Data in this exercise
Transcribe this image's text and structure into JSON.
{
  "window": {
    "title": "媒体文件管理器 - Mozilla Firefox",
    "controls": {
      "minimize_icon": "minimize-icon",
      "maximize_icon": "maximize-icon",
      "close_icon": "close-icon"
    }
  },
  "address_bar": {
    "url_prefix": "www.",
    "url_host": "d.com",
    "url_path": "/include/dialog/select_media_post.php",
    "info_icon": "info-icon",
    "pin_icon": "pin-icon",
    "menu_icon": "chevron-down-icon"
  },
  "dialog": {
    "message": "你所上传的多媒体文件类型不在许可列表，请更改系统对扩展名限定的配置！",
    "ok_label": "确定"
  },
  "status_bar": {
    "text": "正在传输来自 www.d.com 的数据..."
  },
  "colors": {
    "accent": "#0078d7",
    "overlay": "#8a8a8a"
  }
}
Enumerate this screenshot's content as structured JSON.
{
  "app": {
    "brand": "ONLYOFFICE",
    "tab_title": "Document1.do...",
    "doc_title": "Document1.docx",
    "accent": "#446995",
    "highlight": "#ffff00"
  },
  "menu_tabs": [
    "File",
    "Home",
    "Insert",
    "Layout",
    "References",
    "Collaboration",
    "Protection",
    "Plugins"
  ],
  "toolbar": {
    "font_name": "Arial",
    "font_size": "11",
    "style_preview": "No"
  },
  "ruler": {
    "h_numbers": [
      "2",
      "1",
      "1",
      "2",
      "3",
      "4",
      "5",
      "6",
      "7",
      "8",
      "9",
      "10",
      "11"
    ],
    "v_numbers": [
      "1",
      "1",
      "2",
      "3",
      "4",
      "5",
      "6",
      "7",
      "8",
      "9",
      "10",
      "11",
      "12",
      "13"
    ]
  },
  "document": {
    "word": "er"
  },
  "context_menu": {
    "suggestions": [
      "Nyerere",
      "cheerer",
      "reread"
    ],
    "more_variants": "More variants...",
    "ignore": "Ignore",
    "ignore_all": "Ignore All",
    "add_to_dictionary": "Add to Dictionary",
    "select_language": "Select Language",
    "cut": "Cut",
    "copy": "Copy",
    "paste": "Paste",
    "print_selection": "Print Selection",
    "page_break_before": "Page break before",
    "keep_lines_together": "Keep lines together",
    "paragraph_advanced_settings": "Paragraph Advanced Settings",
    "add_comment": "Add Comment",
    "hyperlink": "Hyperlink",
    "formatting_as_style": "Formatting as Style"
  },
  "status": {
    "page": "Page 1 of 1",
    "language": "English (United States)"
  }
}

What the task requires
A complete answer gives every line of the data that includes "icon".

The answer
      "minimize_icon": "minimize-icon",
      "maximize_icon": "maximize-icon",
      "close_icon": "close-icon"
    "info_icon": "info-icon",
    "pin_icon": "pin-icon",
    "menu_icon": "chevron-down-icon"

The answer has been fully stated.